The South Korean electronics manufacturer said in an earnings report today that profits for its display business “were affected by slow demand for flexible OLED panels.” The division’s sales rose 3.4 percent in the latest quarter, compared with 20 percent for Samsung as a whole.

Flexible OLED panels are the screens used inside the iPhone X, and those are supplied exclusively by Samsung. Other component makers for Apple, which reports quarterly earnings results next week, have also issued gloomy outlooks pointing to lackluster demand for the top-end phone.

Regarding this report, I wrote:

Starting to sound like iPhone X sales really are falling short of expectations. You often can’t judge iPhone sales from the perspective of a component maker, because Apple could have switched to another company for the same component. But these flexible OLED displays only come from Samsung. Apple reports earnings for the first calendar quarter on Tuesday.

Since we now know iPhone X sales remained strong in the March quarter — outselling every other iPhone model every week of the quarter, according to Tim Cook — and that Apple hit its revenue forecast square on the nose, it must mean Samsung’s “slow demand for flexible OLED panels” wasn’t due to the iPhone X. Which probably means it was Samsung’s own high-end phones.

Not sure what I was thinking when I gave so much credence to Bloomberg’s take on Samsung’s remarks. Poor iPhone X sales would’ve only been a firm conclusion from the above statement if the iPhone X were the only phone using Samsung’s flexible OLED panels.

Apple Reports Q2 2018 Results; iPhone X Remains Most Popular Model 


Apple today announced financial results for its fiscal 2018 second quarter ended March 31, 2018. The Company posted quarterly revenue of $61.1 billion, an increase of 16 percent from the year-ago quarter, and quarterly earnings per diluted share of $2.73, up 30 percent. International sales accounted for 65 percent of the quarter’s revenue.
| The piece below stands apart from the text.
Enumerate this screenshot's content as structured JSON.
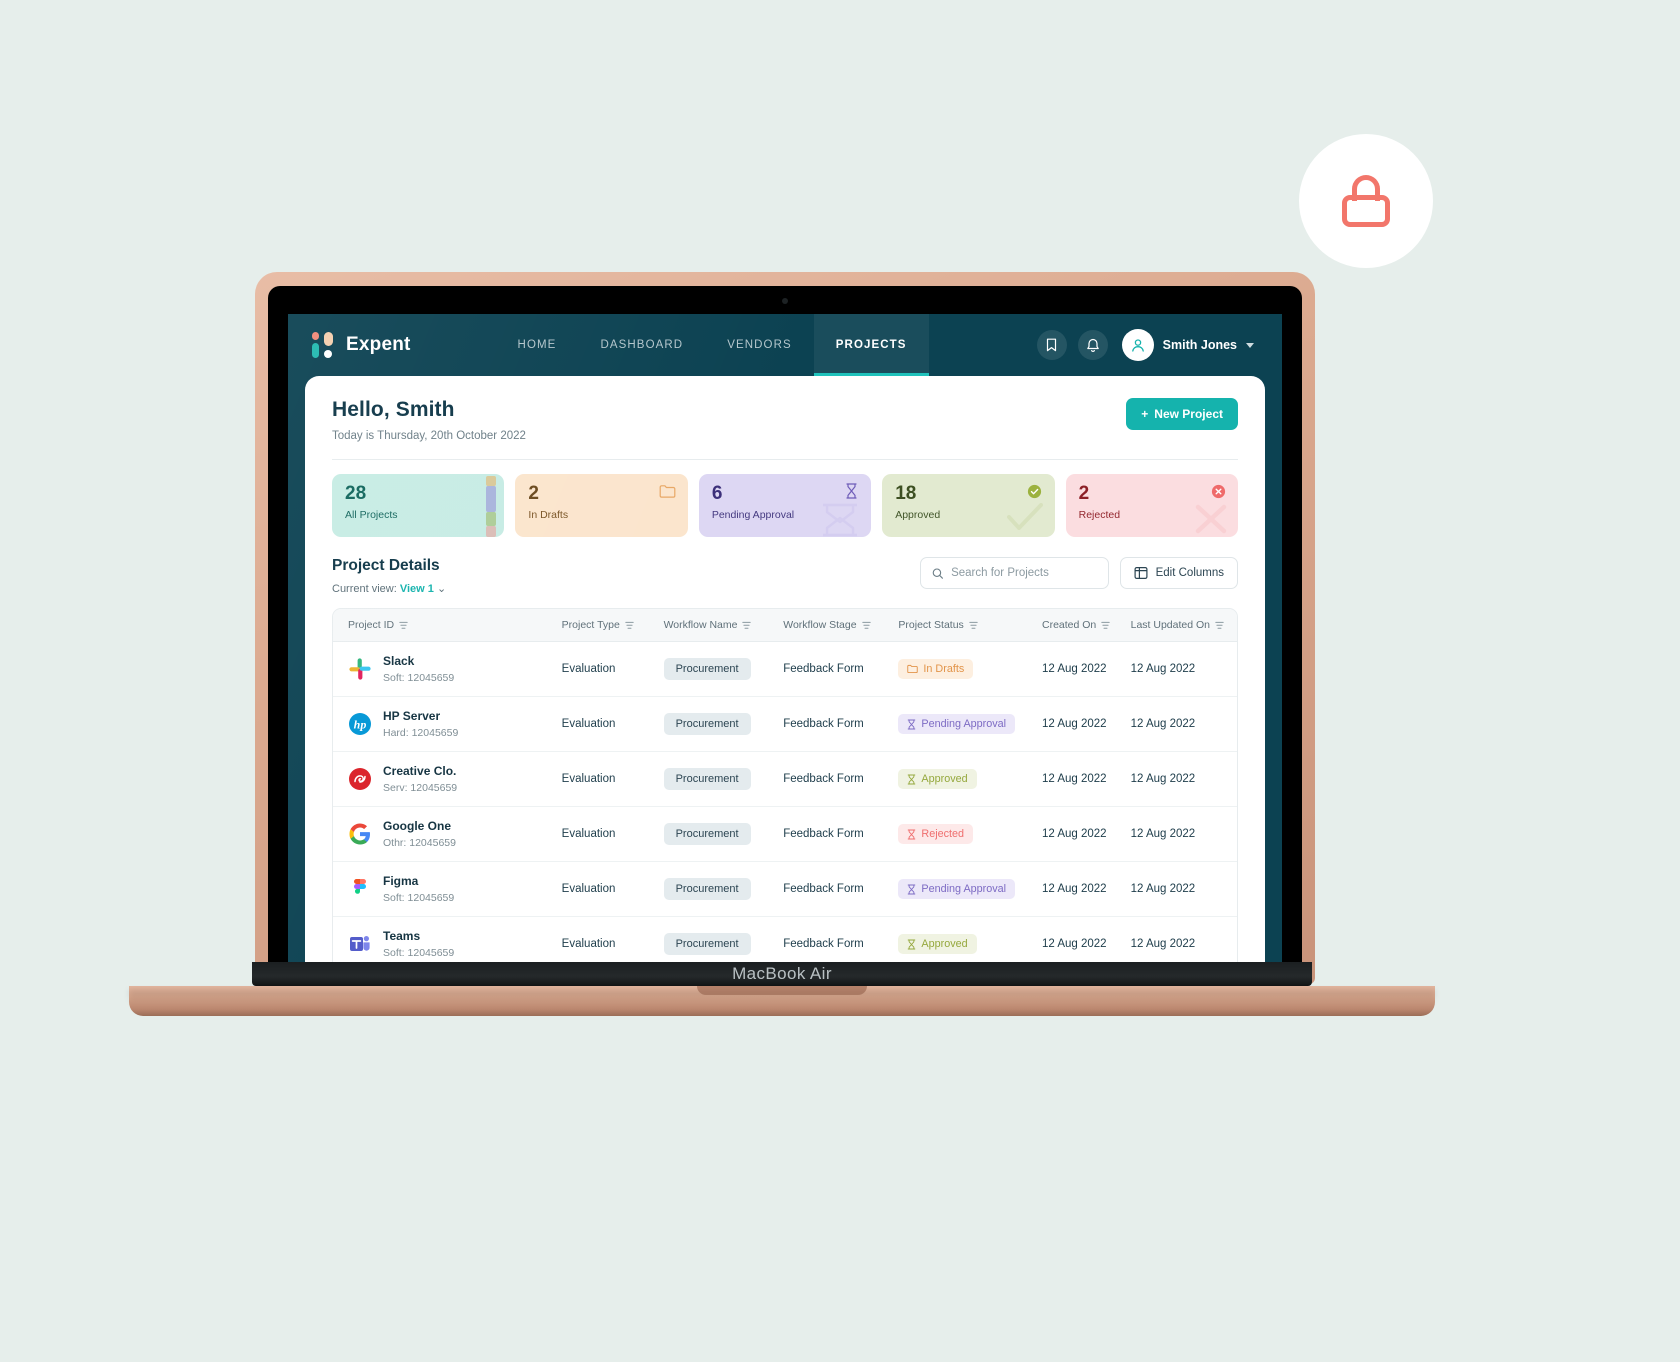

“We’re thrilled to report our best March quarter ever, with strong revenue growth in iPhone, Services and Wearables,” said Tim Cook, Apple’s CEO. “Customers chose iPhone X more than any other iPhone each week in the March quarter, just as they did following its launch in the December quarter. We also grew revenue in all of our geographic segments, with over 20% growth in Greater China and Japan.”

So much for all that horseshit about iPhone X sales being disappointing — average sales price for iPhones is way up year-over-year.
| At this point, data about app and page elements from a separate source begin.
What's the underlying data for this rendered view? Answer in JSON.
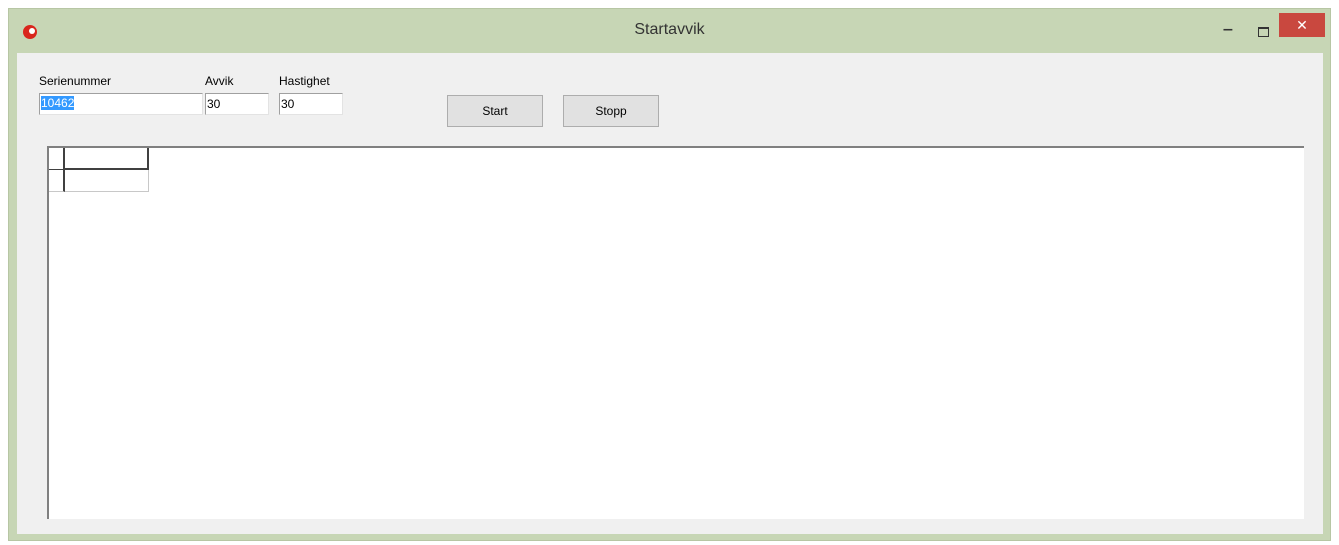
{
  "window": {
    "title": "Startavvik",
    "minimize_label": "‒",
    "close_label": "✕"
  },
  "form": {
    "serial": {
      "label": "Serienummer",
      "value": "10462"
    },
    "avvik": {
      "label": "Avvik",
      "value": "30"
    },
    "hastighet": {
      "label": "Hastighet",
      "value": "30"
    },
    "start_label": "Start",
    "stop_label": "Stopp"
  },
  "grid": {
    "rows": [
      [
        "",
        ""
      ],
      [
        "",
        ""
      ]
    ]
  }
}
Any Company Using Facebook for User ID Is Foolish 

Nick Statt, reporting for The Verge:

Facebook is adding a dating layer to its main mobile app, CEO Mark Zuckerberg announced today during the company’s F8 developers conference keynote in San Jose, California. The features are a long time coming for the 14-year-old social network, which has allowed users to broadcast whether they’re single or in a relationship since it first went live in February 2004.
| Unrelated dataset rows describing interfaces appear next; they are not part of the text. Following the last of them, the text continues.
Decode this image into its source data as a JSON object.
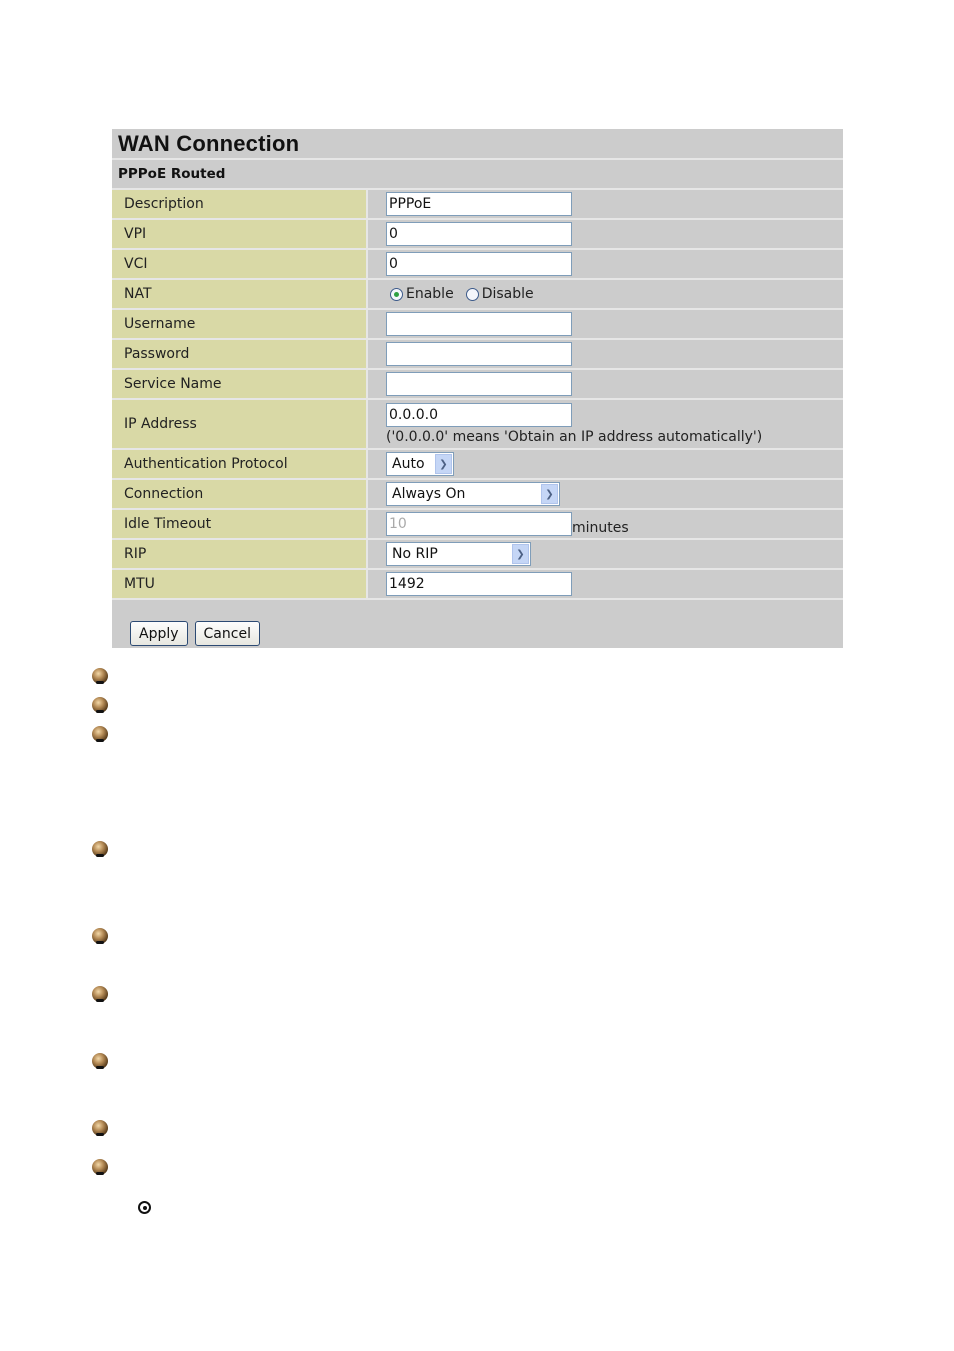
{
  "panel": {
    "title": "WAN Connection",
    "subtitle": "PPPoE Routed"
  },
  "fields": {
    "description": {
      "label": "Description",
      "value": "PPPoE"
    },
    "vpi": {
      "label": "VPI",
      "value": "0"
    },
    "vci": {
      "label": "VCI",
      "value": "0"
    },
    "nat": {
      "label": "NAT",
      "options": [
        "Enable",
        "Disable"
      ],
      "selected": "Enable"
    },
    "username": {
      "label": "Username",
      "value": ""
    },
    "password": {
      "label": "Password",
      "value": ""
    },
    "service_name": {
      "label": "Service Name",
      "value": ""
    },
    "ip_address": {
      "label": "IP Address",
      "value": "0.0.0.0",
      "hint": "('0.0.0.0' means 'Obtain an IP address automatically')"
    },
    "auth_protocol": {
      "label": "Authentication Protocol",
      "selected": "Auto"
    },
    "connection": {
      "label": "Connection",
      "selected": "Always On"
    },
    "idle_timeout": {
      "label": "Idle Timeout",
      "value": "10",
      "unit": "minutes",
      "disabled": true
    },
    "rip": {
      "label": "RIP",
      "selected": "No RIP"
    },
    "mtu": {
      "label": "MTU",
      "value": "1492"
    }
  },
  "buttons": {
    "apply": "Apply",
    "cancel": "Cancel"
  },
  "icons": {
    "bullet": "bullet-sphere-icon",
    "target": "radio-target-icon"
  }
}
The move will likely transform Facebook, with its more than 2.2 billion monthly active users, into a major competitor of Match Group, which owns and operates mobile dating app Tinder and popular dating platform OkCupid. Match Group’s stock plummeted by more than 17 percent as soon as the news was announced.

John Kneeland on Twitter:

Step 1: get dating apps to build themselves on your platform’s data
Step 2: cut them off from your platform’s data with no warning
Step 3: build a competitor to dating apps with the data you are now keeping to yourself

Seems kinda antitrust-ish…

It should be illegal, given Facebook’s monopoly status. But every company that has ever trusted Facebook like this should have known better all along. There was never any reason for Tinder to trust Facebook not to do this, and a bunch of reasons to suspect they would. Yet even today, when you go to sign up for Tinder, they heavily steer you toward signing up via Facebook; the option to sign up using your phone number is so faint it’s hard to read and looks disabled. It practically screams, “Don’t use this, sign in with Facebook using the bright cheery easy-to-read button above.” (And who wants to share their phone number? Why not email?)

Facebook looks like the rapacious Gates-era “I think I’ll have all the mashed potatoes” Microsoft. Tinder looks like fools.